Dataset items:
= Beginning of Section =

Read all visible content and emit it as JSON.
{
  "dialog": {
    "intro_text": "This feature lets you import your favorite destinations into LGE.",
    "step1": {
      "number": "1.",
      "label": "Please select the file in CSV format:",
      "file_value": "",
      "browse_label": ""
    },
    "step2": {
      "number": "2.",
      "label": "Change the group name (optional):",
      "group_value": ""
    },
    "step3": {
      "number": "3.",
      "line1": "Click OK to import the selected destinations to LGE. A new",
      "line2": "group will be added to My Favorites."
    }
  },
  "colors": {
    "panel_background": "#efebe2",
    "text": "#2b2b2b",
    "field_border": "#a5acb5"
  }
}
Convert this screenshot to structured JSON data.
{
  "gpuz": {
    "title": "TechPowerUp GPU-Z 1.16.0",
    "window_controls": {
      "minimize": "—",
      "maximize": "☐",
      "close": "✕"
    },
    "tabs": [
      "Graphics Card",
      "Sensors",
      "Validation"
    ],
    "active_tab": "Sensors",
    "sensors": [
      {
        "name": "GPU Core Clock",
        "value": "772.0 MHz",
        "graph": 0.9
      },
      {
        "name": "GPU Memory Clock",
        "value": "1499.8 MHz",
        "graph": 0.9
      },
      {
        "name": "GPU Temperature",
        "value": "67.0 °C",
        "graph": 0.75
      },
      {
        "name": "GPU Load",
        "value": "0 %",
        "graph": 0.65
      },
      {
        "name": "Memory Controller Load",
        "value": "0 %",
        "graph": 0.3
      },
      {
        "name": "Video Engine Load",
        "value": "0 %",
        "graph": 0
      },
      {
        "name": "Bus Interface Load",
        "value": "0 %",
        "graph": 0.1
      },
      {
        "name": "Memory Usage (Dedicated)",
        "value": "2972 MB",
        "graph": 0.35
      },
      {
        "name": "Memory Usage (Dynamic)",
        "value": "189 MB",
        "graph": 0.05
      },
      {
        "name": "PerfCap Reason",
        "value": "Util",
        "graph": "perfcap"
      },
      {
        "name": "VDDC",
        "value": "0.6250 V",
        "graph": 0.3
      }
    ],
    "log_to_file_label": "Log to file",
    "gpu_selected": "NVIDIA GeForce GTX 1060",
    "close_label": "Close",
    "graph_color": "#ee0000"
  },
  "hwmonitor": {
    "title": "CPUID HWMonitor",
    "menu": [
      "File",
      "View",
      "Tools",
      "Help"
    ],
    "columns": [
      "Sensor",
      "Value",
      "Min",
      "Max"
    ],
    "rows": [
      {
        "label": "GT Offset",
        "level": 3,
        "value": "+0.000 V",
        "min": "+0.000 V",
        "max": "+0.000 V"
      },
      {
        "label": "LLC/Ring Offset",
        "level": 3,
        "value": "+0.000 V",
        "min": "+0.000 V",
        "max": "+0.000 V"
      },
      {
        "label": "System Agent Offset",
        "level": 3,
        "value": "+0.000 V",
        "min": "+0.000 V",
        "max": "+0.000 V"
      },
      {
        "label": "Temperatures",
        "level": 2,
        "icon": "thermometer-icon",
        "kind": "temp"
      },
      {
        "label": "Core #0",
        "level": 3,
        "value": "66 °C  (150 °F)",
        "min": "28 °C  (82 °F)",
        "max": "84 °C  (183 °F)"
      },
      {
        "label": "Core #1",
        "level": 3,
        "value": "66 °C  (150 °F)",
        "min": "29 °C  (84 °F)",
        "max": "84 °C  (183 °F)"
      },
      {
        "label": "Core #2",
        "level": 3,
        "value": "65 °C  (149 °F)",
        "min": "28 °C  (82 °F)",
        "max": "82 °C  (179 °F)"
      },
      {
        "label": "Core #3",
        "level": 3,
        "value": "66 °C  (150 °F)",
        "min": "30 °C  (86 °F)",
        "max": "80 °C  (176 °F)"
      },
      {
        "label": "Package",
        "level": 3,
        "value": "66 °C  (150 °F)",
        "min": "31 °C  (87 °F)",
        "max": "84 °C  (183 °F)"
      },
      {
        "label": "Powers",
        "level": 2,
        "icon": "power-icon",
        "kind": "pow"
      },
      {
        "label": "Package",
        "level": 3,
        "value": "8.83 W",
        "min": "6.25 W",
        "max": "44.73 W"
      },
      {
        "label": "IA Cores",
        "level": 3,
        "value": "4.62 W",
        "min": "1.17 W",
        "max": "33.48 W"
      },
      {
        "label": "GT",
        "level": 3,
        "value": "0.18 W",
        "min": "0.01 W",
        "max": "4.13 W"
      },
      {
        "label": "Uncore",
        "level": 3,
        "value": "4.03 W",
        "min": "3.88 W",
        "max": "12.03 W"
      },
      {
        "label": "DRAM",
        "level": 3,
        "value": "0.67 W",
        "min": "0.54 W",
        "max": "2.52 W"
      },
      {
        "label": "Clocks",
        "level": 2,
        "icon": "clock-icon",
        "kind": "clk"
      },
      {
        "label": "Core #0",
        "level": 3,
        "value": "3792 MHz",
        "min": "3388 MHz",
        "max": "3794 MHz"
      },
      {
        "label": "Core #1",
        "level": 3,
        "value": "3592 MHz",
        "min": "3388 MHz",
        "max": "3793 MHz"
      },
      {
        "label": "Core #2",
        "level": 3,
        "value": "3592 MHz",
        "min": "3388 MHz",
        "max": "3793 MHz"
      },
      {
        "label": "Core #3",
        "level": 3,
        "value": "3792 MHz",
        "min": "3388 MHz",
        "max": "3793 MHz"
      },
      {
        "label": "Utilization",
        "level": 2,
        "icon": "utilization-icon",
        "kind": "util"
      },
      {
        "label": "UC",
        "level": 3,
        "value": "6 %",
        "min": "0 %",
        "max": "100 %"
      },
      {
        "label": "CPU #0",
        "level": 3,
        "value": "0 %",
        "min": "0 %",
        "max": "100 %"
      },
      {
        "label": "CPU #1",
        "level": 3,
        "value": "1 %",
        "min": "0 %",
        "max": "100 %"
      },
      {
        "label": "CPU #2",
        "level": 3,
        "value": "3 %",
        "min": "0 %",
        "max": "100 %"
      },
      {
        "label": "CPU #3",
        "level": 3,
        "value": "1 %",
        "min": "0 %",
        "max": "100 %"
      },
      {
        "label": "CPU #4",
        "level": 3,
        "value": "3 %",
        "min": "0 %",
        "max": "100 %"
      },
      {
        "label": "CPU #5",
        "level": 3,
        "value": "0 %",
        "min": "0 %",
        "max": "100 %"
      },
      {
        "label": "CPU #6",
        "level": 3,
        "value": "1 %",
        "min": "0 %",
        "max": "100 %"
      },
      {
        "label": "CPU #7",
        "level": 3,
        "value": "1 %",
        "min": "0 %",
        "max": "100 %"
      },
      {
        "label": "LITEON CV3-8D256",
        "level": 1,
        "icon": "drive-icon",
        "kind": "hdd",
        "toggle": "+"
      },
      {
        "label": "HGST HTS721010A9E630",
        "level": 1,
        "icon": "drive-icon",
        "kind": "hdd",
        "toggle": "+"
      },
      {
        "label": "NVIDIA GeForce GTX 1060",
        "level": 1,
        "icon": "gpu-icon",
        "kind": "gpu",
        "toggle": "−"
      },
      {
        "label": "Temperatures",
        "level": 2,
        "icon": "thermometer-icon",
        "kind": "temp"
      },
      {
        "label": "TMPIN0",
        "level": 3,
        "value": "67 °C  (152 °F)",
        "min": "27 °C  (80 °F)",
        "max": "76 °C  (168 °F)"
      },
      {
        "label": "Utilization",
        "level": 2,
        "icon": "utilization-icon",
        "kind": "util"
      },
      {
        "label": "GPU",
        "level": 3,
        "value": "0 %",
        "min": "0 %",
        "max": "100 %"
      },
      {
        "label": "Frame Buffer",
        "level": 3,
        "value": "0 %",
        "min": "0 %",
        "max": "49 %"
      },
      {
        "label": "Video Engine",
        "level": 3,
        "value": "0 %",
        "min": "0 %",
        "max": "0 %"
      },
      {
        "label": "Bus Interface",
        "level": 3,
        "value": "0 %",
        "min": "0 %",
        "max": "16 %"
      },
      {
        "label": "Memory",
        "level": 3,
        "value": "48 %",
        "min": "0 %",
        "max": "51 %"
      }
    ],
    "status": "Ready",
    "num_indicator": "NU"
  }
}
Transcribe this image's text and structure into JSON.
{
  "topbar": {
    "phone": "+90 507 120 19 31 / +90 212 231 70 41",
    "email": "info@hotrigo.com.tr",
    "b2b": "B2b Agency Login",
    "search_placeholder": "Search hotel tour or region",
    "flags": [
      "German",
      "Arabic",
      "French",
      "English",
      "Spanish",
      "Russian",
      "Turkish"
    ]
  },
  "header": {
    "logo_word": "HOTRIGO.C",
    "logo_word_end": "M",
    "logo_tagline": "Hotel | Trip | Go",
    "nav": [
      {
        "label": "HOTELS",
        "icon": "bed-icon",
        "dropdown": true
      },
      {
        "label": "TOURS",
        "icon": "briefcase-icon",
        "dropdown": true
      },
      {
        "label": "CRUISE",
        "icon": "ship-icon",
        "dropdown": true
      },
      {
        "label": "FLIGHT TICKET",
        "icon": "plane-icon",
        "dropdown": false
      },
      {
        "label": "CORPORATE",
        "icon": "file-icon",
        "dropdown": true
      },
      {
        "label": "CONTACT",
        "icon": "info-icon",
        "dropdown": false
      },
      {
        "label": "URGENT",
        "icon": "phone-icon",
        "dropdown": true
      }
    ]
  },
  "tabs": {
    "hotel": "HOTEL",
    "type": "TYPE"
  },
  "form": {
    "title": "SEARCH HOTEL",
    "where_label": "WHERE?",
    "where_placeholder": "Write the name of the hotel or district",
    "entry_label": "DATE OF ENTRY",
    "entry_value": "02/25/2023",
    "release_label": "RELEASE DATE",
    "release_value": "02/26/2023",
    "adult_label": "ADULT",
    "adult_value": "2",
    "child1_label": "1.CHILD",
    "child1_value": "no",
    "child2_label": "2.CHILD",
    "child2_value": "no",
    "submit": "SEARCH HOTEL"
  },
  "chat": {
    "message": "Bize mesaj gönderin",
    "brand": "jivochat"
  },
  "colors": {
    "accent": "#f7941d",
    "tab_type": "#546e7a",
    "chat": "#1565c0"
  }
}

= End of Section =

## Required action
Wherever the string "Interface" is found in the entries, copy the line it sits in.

## Exercise solution
        "name": "Bus Interface Load",
        "label": "Bus Interface",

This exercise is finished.